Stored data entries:
════════════════
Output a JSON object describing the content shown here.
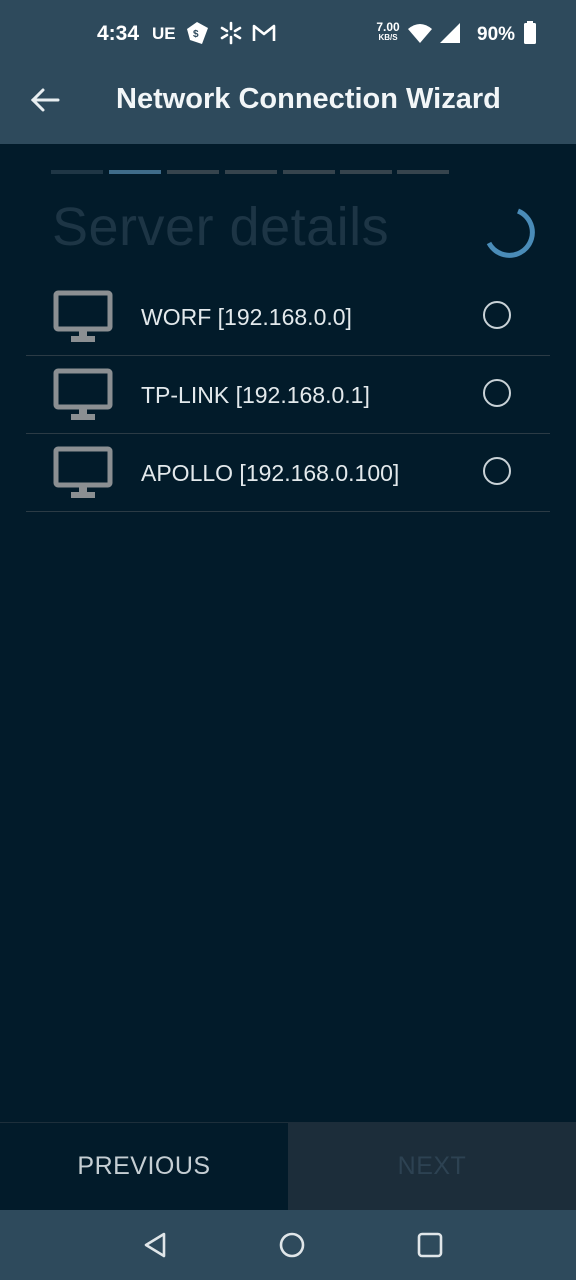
{
  "status_bar": {
    "time": "4:34",
    "carrier": "UE",
    "net_speed_value": "7.00",
    "net_speed_unit": "KB/S",
    "battery": "90%",
    "icons": [
      "tag-icon",
      "asterisk-icon",
      "gmail-icon",
      "wifi-icon",
      "signal-icon",
      "battery-icon"
    ]
  },
  "app_bar": {
    "title": "Network Connection Wizard",
    "back_icon": "back-arrow-icon"
  },
  "wizard": {
    "step_count": 7,
    "current_step": 2,
    "section_title": "Server details",
    "loading": true
  },
  "servers": [
    {
      "name": "WORF [192.168.0.0]",
      "icon": "monitor-icon",
      "selected": false
    },
    {
      "name": "TP-LINK [192.168.0.1]",
      "icon": "monitor-icon",
      "selected": false
    },
    {
      "name": "APOLLO [192.168.0.100]",
      "icon": "monitor-icon",
      "selected": false
    }
  ],
  "buttons": {
    "previous": "PREVIOUS",
    "next": "NEXT"
  },
  "nav_bar": {
    "icons": [
      "nav-back-icon",
      "nav-home-icon",
      "nav-recents-icon"
    ]
  },
  "colors": {
    "background": "#021b2a",
    "bar": "#2e4a5c",
    "accent": "#4a8cb8"
  }
}
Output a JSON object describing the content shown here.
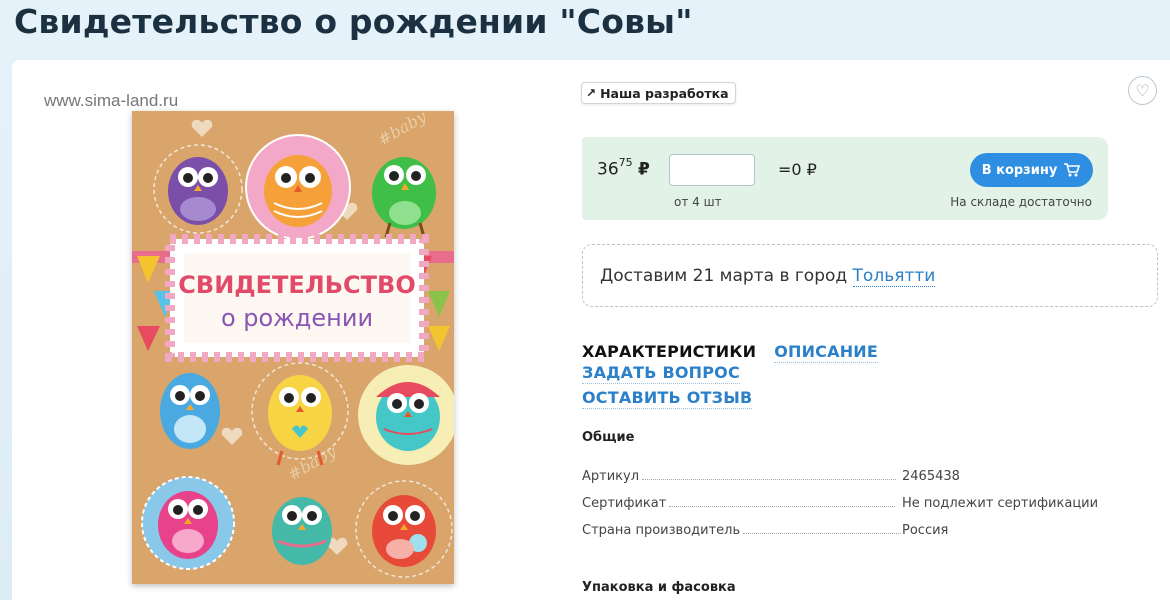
{
  "page": {
    "title": "Свидетельство о рождении \"Совы\"",
    "watermark": "www.sima-land.ru"
  },
  "image": {
    "card_title_line1": "СВИДЕТЕЛЬСТВО",
    "card_title_line2": "о рождении",
    "baby_text": "#baby"
  },
  "badge": {
    "icon": "arrow-curve-icon",
    "label": "Наша разработка"
  },
  "favorite": {
    "icon": "heart-icon"
  },
  "buy": {
    "price_main": "36",
    "price_cents": "75",
    "currency": "₽",
    "quantity_value": "",
    "total": "=0 ₽",
    "min_qty": "от 4 шт",
    "cart_label": "В корзину",
    "cart_icon": "cart-icon",
    "stock": "На складе достаточно",
    "accent_color": "#2e8fe2"
  },
  "delivery": {
    "text": "Доставим 21 марта в город ",
    "city": "Тольятти"
  },
  "tabs": [
    {
      "label": "ХАРАКТЕРИСТИКИ",
      "active": true
    },
    {
      "label": "ОПИСАНИЕ",
      "active": false
    },
    {
      "label": "ЗАДАТЬ ВОПРОС",
      "active": false
    },
    {
      "label": "ОСТАВИТЬ ОТЗЫВ",
      "active": false
    }
  ],
  "specs": {
    "general_title": "Общие",
    "rows": [
      {
        "label": "Артикул",
        "value": "2465438"
      },
      {
        "label": "Сертификат",
        "value": "Не подлежит сертификации"
      },
      {
        "label": "Страна производитель",
        "value": "Россия"
      }
    ],
    "packaging_title": "Упаковка и фасовка"
  }
}
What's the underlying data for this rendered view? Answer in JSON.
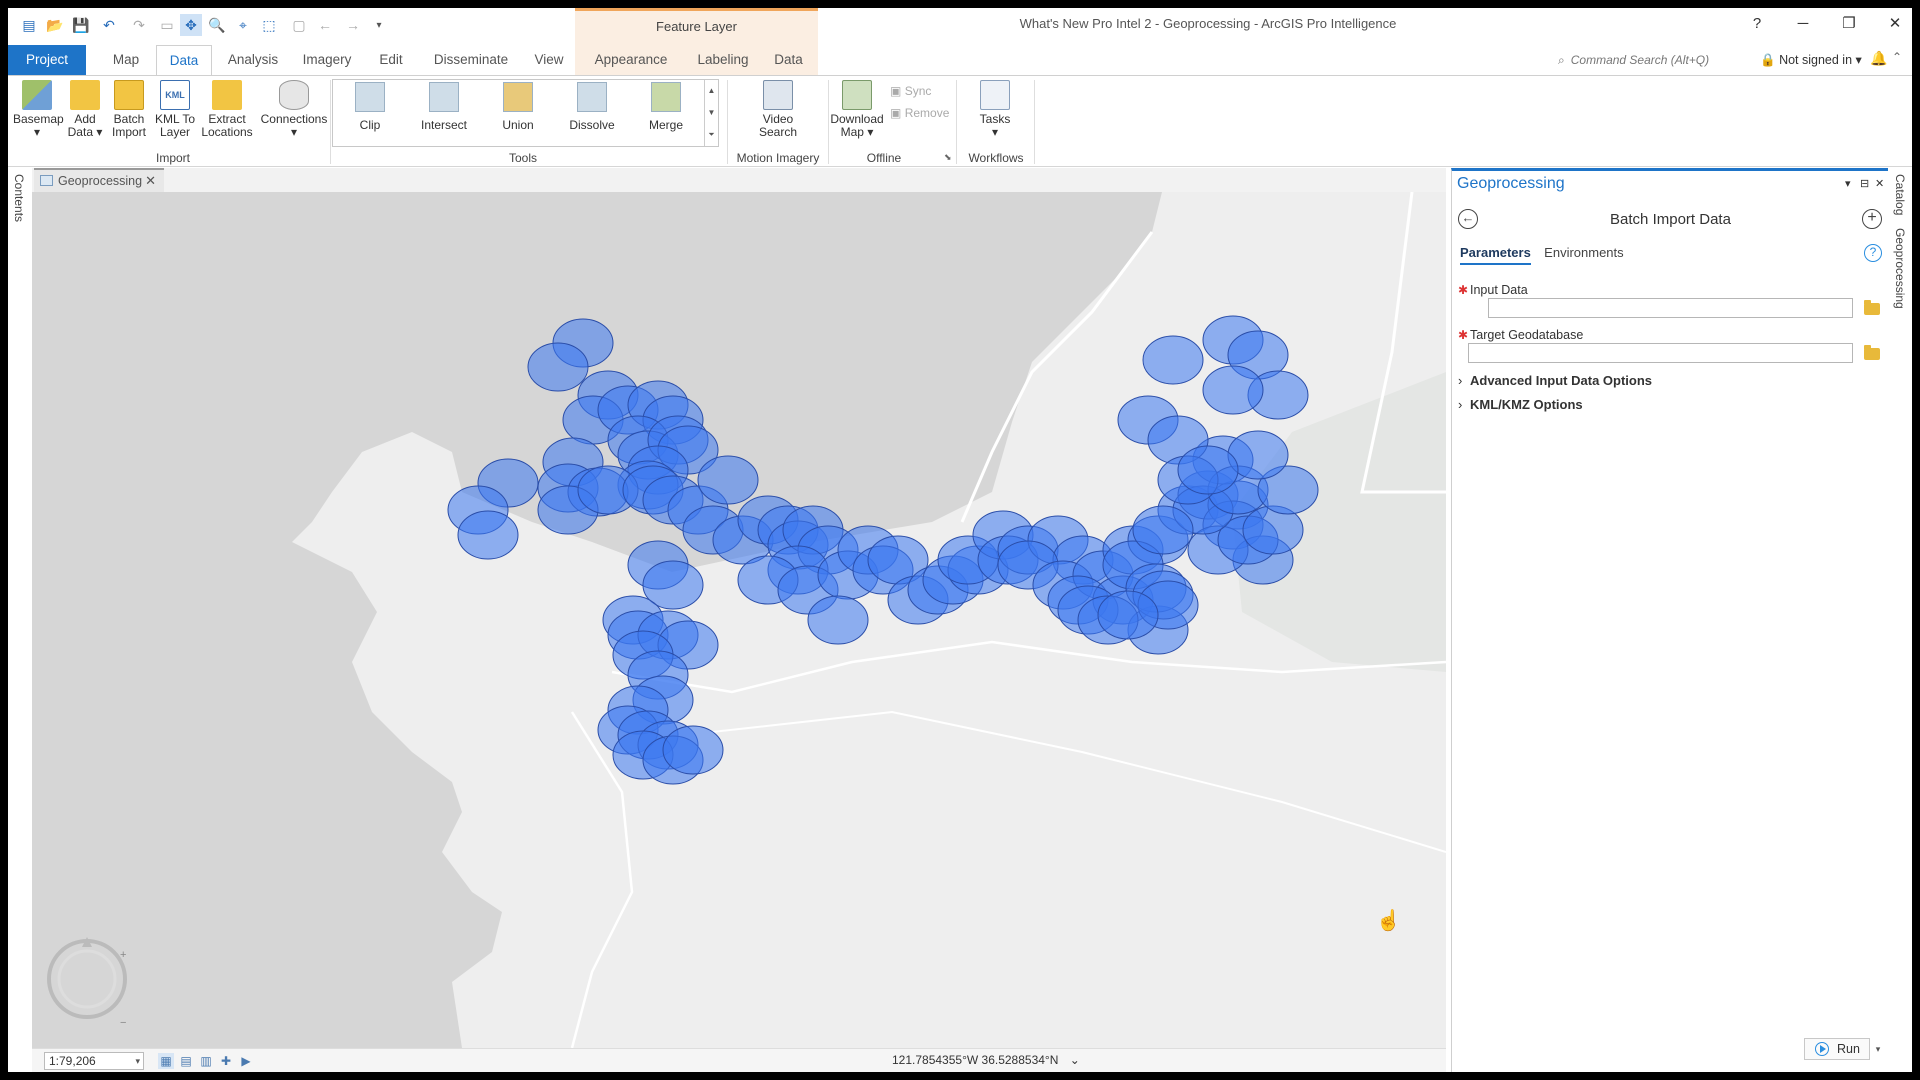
{
  "window": {
    "title": "What's New Pro Intel 2 - Geoprocessing - ArcGIS Pro Intelligence",
    "context_tab_group": "Feature Layer",
    "help": "?",
    "minimize": "─",
    "restore": "❐",
    "close": "✕"
  },
  "tabs": [
    "Project",
    "Map",
    "Data",
    "Analysis",
    "Imagery",
    "Edit",
    "Disseminate",
    "View",
    "Appearance",
    "Labeling",
    "Data"
  ],
  "command_search": {
    "placeholder": "Command Search (Alt+Q)"
  },
  "account": {
    "label": "Not signed in"
  },
  "ribbon": {
    "import": {
      "label": "Import",
      "buttons": [
        {
          "l1": "Basemap",
          "l2": "▾"
        },
        {
          "l1": "Add",
          "l2": "Data ▾"
        },
        {
          "l1": "Batch",
          "l2": "Import"
        },
        {
          "l1": "KML To",
          "l2": "Layer"
        },
        {
          "l1": "Extract",
          "l2": "Locations"
        },
        {
          "l1": "Connections",
          "l2": "▾"
        }
      ]
    },
    "tools": {
      "label": "Tools",
      "buttons": [
        "Clip",
        "Intersect",
        "Union",
        "Dissolve",
        "Merge"
      ]
    },
    "motion_imagery": {
      "label": "Motion Imagery",
      "button_l1": "Video",
      "button_l2": "Search"
    },
    "offline": {
      "label": "Offline",
      "download_l1": "Download",
      "download_l2": "Map ▾",
      "sync": "Sync",
      "remove": "Remove"
    },
    "workflows": {
      "label": "Workflows",
      "tasks_l1": "Tasks",
      "tasks_l2": "▾"
    }
  },
  "contents_label": "Contents",
  "map": {
    "tab_label": "Geoprocessing",
    "scale": "1:79,206",
    "coordinates": "121.7854355°W 36.5288534°N",
    "colors": {
      "water": "#d6d6d6",
      "land": "#eeeeee",
      "buffer_fill": "#3d78f0",
      "buffer_stroke": "#2a4da8"
    }
  },
  "geoprocessing": {
    "title": "Geoprocessing",
    "tool_title": "Batch Import Data",
    "tabs": [
      "Parameters",
      "Environments"
    ],
    "params": [
      {
        "label": "Input Data",
        "value": ""
      },
      {
        "label": "Target Geodatabase",
        "value": ""
      }
    ],
    "expanders": [
      "Advanced Input Data Options",
      "KML/KMZ Options"
    ],
    "run_label": "Run"
  },
  "right_strip": {
    "catalog": "Catalog",
    "geoprocessing": "Geoprocessing"
  }
}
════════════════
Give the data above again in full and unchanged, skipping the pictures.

• **THE ANSWER**:
Output a JSON object describing the content shown here.
{
  "status_bar": {
    "time": "4:34",
    "carrier": "UE",
    "net_speed_value": "7.00",
    "net_speed_unit": "KB/S",
    "battery": "90%",
    "icons": [
      "tag-icon",
      "asterisk-icon",
      "gmail-icon",
      "wifi-icon",
      "signal-icon",
      "battery-icon"
    ]
  },
  "app_bar": {
    "title": "Network Connection Wizard",
    "back_icon": "back-arrow-icon"
  },
  "wizard": {
    "step_count": 7,
    "current_step": 2,
    "section_title": "Server details",
    "loading": true
  },
  "servers": [
    {
      "name": "WORF [192.168.0.0]",
      "icon": "monitor-icon",
      "selected": false
    },
    {
      "name": "TP-LINK [192.168.0.1]",
      "icon": "monitor-icon",
      "selected": false
    },
    {
      "name": "APOLLO [192.168.0.100]",
      "icon": "monitor-icon",
      "selected": false
    }
  ],
  "buttons": {
    "previous": "PREVIOUS",
    "next": "NEXT"
  },
  "nav_bar": {
    "icons": [
      "nav-back-icon",
      "nav-home-icon",
      "nav-recents-icon"
    ]
  },
  "colors": {
    "background": "#021b2a",
    "bar": "#2e4a5c",
    "accent": "#4a8cb8"
  }
}
Output a JSON object describing the content shown here.
{
  "page": {
    "title": "Свидетельство о рождении \"Совы\"",
    "watermark": "www.sima-land.ru"
  },
  "image": {
    "card_title_line1": "СВИДЕТЕЛЬСТВО",
    "card_title_line2": "о рождении",
    "baby_text": "#baby"
  },
  "badge": {
    "icon": "arrow-curve-icon",
    "label": "Наша разработка"
  },
  "favorite": {
    "icon": "heart-icon"
  },
  "buy": {
    "price_main": "36",
    "price_cents": "75",
    "currency": "₽",
    "quantity_value": "",
    "total": "=0 ₽",
    "min_qty": "от 4 шт",
    "cart_label": "В корзину",
    "cart_icon": "cart-icon",
    "stock": "На складе достаточно",
    "accent_color": "#2e8fe2"
  },
  "delivery": {
    "text": "Доставим 21 марта в город ",
    "city": "Тольятти"
  },
  "tabs": [
    {
      "label": "ХАРАКТЕРИСТИКИ",
      "active": true
    },
    {
      "label": "ОПИСАНИЕ",
      "active": false
    },
    {
      "label": "ЗАДАТЬ ВОПРОС",
      "active": false
    },
    {
      "label": "ОСТАВИТЬ ОТЗЫВ",
      "active": false
    }
  ],
  "specs": {
    "general_title": "Общие",
    "rows": [
      {
        "label": "Артикул",
        "value": "2465438"
      },
      {
        "label": "Сертификат",
        "value": "Не подлежит сертификации"
      },
      {
        "label": "Страна производитель",
        "value": "Россия"
      }
    ],
    "packaging_title": "Упаковка и фасовка"
  }
}
What's the underlying data for this rendered view? Answer in JSON.
{
  "window": {
    "title": "What's New Pro Intel 2 - Geoprocessing - ArcGIS Pro Intelligence",
    "context_tab_group": "Feature Layer",
    "help": "?",
    "minimize": "─",
    "restore": "❐",
    "close": "✕"
  },
  "tabs": [
    "Project",
    "Map",
    "Data",
    "Analysis",
    "Imagery",
    "Edit",
    "Disseminate",
    "View",
    "Appearance",
    "Labeling",
    "Data"
  ],
  "command_search": {
    "placeholder": "Command Search (Alt+Q)"
  },
  "account": {
    "label": "Not signed in"
  },
  "ribbon": {
    "import": {
      "label": "Import",
      "buttons": [
        {
          "l1": "Basemap",
          "l2": "▾"
        },
        {
          "l1": "Add",
          "l2": "Data ▾"
        },
        {
          "l1": "Batch",
          "l2": "Import"
        },
        {
          "l1": "KML To",
          "l2": "Layer"
        },
        {
          "l1": "Extract",
          "l2": "Locations"
        },
        {
          "l1": "Connections",
          "l2": "▾"
        }
      ]
    },
    "tools": {
      "label": "Tools",
      "buttons": [
        "Clip",
        "Intersect",
        "Union",
        "Dissolve",
        "Merge"
      ]
    },
    "motion_imagery": {
      "label": "Motion Imagery",
      "button_l1": "Video",
      "button_l2": "Search"
    },
    "offline": {
      "label": "Offline",
      "download_l1": "Download",
      "download_l2": "Map ▾",
      "sync": "Sync",
      "remove": "Remove"
    },
    "workflows": {
      "label": "Workflows",
      "tasks_l1": "Tasks",
      "tasks_l2": "▾"
    }
  },
  "contents_label": "Contents",
  "map": {
    "tab_label": "Geoprocessing",
    "scale": "1:79,206",
    "coordinates": "121.7854355°W 36.5288534°N",
    "colors": {
      "water": "#d6d6d6",
      "land": "#eeeeee",
      "buffer_fill": "#3d78f0",
      "buffer_stroke": "#2a4da8"
    }
  },
  "geoprocessing": {
    "title": "Geoprocessing",
    "tool_title": "Batch Import Data",
    "tabs": [
      "Parameters",
      "Environments"
    ],
    "params": [
      {
        "label": "Input Data",
        "value": ""
      },
      {
        "label": "Target Geodatabase",
        "value": ""
      }
    ],
    "expanders": [
      "Advanced Input Data Options",
      "KML/KMZ Options"
    ],
    "run_label": "Run"
  },
  "right_strip": {
    "catalog": "Catalog",
    "geoprocessing": "Geoprocessing"
  }
}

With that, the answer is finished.